“What a mark in history. I just think the momentum this year was outstanding,” said Pat Ruggiero, Melrose athletic director. “So many times, over the past 10 years, we made it to the sectionals and state semifinals [in volleyball], but fell short.

“This is a great group of girls . . . leaders, on and off the courts, too.”

Ruggiero cited the core athleticism of this year’s team. She noted that Melrose claimed seven of the nine spots on the Middlesex League all-star team, and that two of the three captains, seniors Brooke Bell, and Sarah McGowan, made the Globe All-Scholastic team.


Other members of the team included seniors Amanda Commito (a tricaptain), Jen Cain, Rachel Johnson, Kayla Wyland, and Sydney Doherty; juniors Jill MacInnes, Cassidy Barbaro, Maeve Moriarty, Annalisa DeBari, and Alyssa Abbott; and sophomores Allie Nolan, Stephanie Crovo, Ashley Harding, Meri Lessing, and Amanda Cain.

After a 21-1 regular season to earn the top seed in the North, Melrose won its three sectional matches by 3-0 scores, then blanked Canton in the state semifinals. With the win over Longmeadow, the Red Raiders finished 26-1.

Scott Celli led the coaching effort, assisted by Steve Wall and Andrea Bastieri, who runs the freshman program.

“I’m not trying to be cheesy, but you couldn’t have asked for a better coaching team,” said tricaptain Bell.

Positive attitude was another factor against Longmeadow, the Western Massachusetts champs who came into the state title game with a 19-3 record, Bell said. “We thought, ‘It’s our last game. Why not go all out?’ ”


To celebrate their historic win, Mayor Robert J. Dolan arranged for a police escort to meet the bus at the Stone Zoo in Stoneham for its triumphant return to Melrose. With one police car in front of the bus, another behind, they caravanned slowly down Main Street — flashing blue lights, wailing sirens, honking horns — past all the downtown shops and restaurants, drawing curious onlookers outside. The bus’s interior lights were lit brightly so everyone could see the ecstatic faces of the champions.

“They had the determination . . . When I looked at the girls in the huddle, I could tell it in their eyes.”

Scott Celli, Melrose girls’ volleyball coach 

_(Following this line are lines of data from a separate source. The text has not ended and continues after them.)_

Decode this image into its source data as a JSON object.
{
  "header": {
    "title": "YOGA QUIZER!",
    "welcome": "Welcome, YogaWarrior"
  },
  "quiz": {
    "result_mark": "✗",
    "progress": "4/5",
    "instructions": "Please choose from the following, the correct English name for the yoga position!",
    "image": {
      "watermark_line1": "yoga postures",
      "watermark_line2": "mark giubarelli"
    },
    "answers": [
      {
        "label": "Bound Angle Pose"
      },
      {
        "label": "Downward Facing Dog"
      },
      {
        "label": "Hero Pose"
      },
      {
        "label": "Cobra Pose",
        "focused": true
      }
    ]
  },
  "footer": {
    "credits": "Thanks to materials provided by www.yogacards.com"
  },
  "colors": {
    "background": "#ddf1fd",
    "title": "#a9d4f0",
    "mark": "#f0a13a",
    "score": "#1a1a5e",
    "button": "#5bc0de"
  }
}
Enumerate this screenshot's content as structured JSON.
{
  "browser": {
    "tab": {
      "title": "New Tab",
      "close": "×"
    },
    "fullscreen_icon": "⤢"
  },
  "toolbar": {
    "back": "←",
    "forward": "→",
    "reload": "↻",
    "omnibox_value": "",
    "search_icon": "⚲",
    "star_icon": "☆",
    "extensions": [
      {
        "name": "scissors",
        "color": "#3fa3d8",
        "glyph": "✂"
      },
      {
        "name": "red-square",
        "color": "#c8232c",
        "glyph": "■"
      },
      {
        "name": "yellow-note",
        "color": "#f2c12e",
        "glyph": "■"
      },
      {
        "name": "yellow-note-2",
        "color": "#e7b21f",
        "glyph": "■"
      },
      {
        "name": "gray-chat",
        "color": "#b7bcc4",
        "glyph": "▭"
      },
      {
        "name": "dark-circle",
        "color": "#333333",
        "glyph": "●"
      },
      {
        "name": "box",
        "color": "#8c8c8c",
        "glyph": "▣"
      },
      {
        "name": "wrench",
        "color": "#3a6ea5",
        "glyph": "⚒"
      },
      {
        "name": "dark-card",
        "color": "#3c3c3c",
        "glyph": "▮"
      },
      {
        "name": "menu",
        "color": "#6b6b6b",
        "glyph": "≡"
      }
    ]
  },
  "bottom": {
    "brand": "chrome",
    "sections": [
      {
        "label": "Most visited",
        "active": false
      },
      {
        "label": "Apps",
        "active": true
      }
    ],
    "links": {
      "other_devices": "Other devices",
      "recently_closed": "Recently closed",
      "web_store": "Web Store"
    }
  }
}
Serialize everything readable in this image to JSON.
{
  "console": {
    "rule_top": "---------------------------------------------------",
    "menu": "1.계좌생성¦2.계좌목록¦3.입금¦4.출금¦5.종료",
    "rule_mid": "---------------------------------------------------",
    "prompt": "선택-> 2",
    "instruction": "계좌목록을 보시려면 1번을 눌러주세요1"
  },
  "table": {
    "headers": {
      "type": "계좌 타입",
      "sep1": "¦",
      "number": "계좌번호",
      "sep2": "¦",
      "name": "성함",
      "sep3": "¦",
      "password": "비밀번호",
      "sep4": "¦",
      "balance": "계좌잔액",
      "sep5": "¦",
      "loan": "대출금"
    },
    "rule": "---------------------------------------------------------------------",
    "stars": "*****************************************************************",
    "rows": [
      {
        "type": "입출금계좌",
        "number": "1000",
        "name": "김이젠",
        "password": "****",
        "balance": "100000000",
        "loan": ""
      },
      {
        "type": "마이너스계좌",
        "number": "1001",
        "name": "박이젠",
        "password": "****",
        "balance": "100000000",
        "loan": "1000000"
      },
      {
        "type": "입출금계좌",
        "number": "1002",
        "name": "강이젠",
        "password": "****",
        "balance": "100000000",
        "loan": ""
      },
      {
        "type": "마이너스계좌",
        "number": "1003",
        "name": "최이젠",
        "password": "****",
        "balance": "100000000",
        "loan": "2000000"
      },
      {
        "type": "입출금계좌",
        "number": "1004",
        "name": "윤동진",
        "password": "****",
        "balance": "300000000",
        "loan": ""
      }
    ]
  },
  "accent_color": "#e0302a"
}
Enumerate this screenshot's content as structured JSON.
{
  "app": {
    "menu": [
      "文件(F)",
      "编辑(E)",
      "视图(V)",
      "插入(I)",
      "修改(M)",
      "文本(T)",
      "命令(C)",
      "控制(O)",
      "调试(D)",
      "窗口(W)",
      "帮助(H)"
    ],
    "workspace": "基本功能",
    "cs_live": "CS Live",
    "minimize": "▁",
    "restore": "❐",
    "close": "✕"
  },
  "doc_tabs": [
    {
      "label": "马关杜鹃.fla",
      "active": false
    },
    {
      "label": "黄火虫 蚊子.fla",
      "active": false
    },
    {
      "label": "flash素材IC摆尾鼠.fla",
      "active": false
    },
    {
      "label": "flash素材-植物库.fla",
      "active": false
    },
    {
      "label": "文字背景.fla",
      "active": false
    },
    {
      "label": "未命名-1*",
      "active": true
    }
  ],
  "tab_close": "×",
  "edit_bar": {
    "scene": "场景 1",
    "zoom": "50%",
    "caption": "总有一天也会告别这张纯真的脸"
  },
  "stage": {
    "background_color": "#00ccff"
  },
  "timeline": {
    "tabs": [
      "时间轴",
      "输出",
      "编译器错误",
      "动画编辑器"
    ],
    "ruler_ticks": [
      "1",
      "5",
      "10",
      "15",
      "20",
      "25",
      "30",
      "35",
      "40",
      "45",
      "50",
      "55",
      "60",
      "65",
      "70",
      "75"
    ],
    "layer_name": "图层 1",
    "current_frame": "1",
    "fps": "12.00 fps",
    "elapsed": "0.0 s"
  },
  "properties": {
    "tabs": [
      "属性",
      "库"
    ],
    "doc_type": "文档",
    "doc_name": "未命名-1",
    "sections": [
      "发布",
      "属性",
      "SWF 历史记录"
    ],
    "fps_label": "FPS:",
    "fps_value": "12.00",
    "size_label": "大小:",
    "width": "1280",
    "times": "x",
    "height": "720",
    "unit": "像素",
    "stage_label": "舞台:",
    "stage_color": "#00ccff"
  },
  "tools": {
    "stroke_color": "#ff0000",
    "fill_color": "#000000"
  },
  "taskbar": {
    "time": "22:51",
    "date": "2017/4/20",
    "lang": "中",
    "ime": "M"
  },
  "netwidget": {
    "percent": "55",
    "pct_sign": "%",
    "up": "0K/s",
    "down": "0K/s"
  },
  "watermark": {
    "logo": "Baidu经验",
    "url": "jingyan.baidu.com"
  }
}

Hundreds of fans — parents, friends, students, high school staff — greeted the girls as they got off the bus in the high school parking lot. “Do you know what you girls did? You made history,” Dolan roared. The girls, hugging each other and screaming, sang “We Are the Champions” by Queen at the top of their lungs.

Talking with the tricaptains the Sunday after their historic win, their adrenaline was still palpable.

“After the first practice this year,” McGowan recalled, “our coach, Mr. Celli, said, ‘I can feel it. This is the year. We have seven seniors. You know what it was like to get there. You know what it felt like to lose.’ ”

Celli said he came up with the team’s saying, “One dream, one goal,” to remind the girls of what they wanted to accomplish this season.

The secret to the win wasn’t any one thing, Celli said.

“It was the whole season,” said Celli, a Stoneham resident who teaches calculus and geometry at Melrose High and also started the popular volleyball camps, which he runs in the summer, a feeder program for the school teams.

“Since last November, with last season’s loss [in the state tournament], the girls made a yearlong commitment,” Celli said. “They had the determination that this was the year. When I looked at the girls in the huddle, I could tell it in their eyes.”

Bell said, “Last time, we were just happy to get there. This time, we remembered that feeling of loss. We never wanted to go through that again. We were hungrier this year.”

Wall, a Woburn resident who has been working with Celli and the team since 2002, pointed to the girls’ ability to rebound faster, when they lost game 2 to Longmeadow, as a key to their winning the title this year.

“We have a senior-driven team,” Wall said. “A lot of them had played in those big games before.”

Returning to school, the girls are still trying to soak in the reality of the win. They are planning on cheering on the boys’ football team in the annual Thanksgiving Day game, being played at Wakefield.

“It still hasn’t hit us,” McGowan said. “We did it for the city, our friends, our family.

“Thirty years from now, we’ll be able to say, ‘I was a part of that.’ ”

Kathy Shiels Tully can be reached at